• ASSIGNMENT:
Go through the entries and set each one down exactly.

• TASK INPUTS:
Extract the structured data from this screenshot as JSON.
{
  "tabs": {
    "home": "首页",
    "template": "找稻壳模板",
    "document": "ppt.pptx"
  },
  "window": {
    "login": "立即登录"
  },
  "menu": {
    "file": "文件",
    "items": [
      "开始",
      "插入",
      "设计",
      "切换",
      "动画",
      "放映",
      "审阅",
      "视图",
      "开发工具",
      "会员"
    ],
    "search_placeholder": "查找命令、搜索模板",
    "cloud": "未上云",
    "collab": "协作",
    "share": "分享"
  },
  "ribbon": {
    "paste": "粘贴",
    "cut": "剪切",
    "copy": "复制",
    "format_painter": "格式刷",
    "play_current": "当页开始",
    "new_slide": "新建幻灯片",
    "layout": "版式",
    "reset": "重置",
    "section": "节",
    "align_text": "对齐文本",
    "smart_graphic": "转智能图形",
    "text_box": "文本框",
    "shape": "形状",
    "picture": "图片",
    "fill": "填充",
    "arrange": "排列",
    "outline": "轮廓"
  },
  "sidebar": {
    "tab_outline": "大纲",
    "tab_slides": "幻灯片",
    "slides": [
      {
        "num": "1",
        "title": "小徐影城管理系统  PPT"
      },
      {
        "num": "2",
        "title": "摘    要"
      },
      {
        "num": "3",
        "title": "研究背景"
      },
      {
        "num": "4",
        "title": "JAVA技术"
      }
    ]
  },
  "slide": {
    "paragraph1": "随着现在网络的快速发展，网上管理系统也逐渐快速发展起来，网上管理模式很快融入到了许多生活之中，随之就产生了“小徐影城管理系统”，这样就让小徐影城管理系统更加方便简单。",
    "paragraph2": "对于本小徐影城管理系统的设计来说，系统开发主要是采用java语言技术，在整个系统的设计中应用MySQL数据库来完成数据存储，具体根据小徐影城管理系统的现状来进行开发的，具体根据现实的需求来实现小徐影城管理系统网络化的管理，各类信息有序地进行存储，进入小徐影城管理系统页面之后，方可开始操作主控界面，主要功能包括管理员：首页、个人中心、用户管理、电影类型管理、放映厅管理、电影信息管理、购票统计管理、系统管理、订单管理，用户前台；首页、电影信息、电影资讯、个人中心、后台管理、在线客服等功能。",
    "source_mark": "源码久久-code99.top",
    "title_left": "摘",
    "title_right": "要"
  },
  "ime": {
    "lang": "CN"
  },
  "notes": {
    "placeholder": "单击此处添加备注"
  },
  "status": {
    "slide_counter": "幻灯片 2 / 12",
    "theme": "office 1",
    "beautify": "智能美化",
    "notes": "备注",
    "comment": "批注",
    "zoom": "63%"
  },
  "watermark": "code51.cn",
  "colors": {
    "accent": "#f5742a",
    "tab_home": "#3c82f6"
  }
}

• EXERCISE ANSWER:
Extract the structured data from this screenshot as JSON.
{
  "tabs": {
    "home": "首页",
    "template": "找稻壳模板",
    "document": "ppt.pptx"
  },
  "window": {
    "login": "立即登录"
  },
  "menu": {
    "file": "文件",
    "items": [
      "开始",
      "插入",
      "设计",
      "切换",
      "动画",
      "放映",
      "审阅",
      "视图",
      "开发工具",
      "会员"
    ],
    "search_placeholder": "查找命令、搜索模板",
    "cloud": "未上云",
    "collab": "协作",
    "share": "分享"
  },
  "ribbon": {
    "paste": "粘贴",
    "cut": "剪切",
    "copy": "复制",
    "format_painter": "格式刷",
    "play_current": "当页开始",
    "new_slide": "新建幻灯片",
    "layout": "版式",
    "reset": "重置",
    "section": "节",
    "align_text": "对齐文本",
    "smart_graphic": "转智能图形",
    "text_box": "文本框",
    "shape": "形状",
    "picture": "图片",
    "fill": "填充",
    "arrange": "排列",
    "outline": "轮廓"
  },
  "sidebar": {
    "tab_outline": "大纲",
    "tab_slides": "幻灯片",
    "slides": [
      {
        "num": "1",
        "title": "小徐影城管理系统  PPT"
      },
      {
        "num": "2",
        "title": "摘    要"
      },
      {
        "num": "3",
        "title": "研究背景"
      },
      {
        "num": "4",
        "title": "JAVA技术"
      }
    ]
  },
  "slide": {
    "paragraph1": "随着现在网络的快速发展，网上管理系统也逐渐快速发展起来，网上管理模式很快融入到了许多生活之中，随之就产生了“小徐影城管理系统”，这样就让小徐影城管理系统更加方便简单。",
    "paragraph2": "对于本小徐影城管理系统的设计来说，系统开发主要是采用java语言技术，在整个系统的设计中应用MySQL数据库来完成数据存储，具体根据小徐影城管理系统的现状来进行开发的，具体根据现实的需求来实现小徐影城管理系统网络化的管理，各类信息有序地进行存储，进入小徐影城管理系统页面之后，方可开始操作主控界面，主要功能包括管理员：首页、个人中心、用户管理、电影类型管理、放映厅管理、电影信息管理、购票统计管理、系统管理、订单管理，用户前台；首页、电影信息、电影资讯、个人中心、后台管理、在线客服等功能。",
    "source_mark": "源码久久-code99.top",
    "title_left": "摘",
    "title_right": "要"
  },
  "ime": {
    "lang": "CN"
  },
  "notes": {
    "placeholder": "单击此处添加备注"
  },
  "status": {
    "slide_counter": "幻灯片 2 / 12",
    "theme": "office 1",
    "beautify": "智能美化",
    "notes": "备注",
    "comment": "批注",
    "zoom": "63%"
  },
  "watermark": "code51.cn",
  "colors": {
    "accent": "#f5742a",
    "tab_home": "#3c82f6"
  }
}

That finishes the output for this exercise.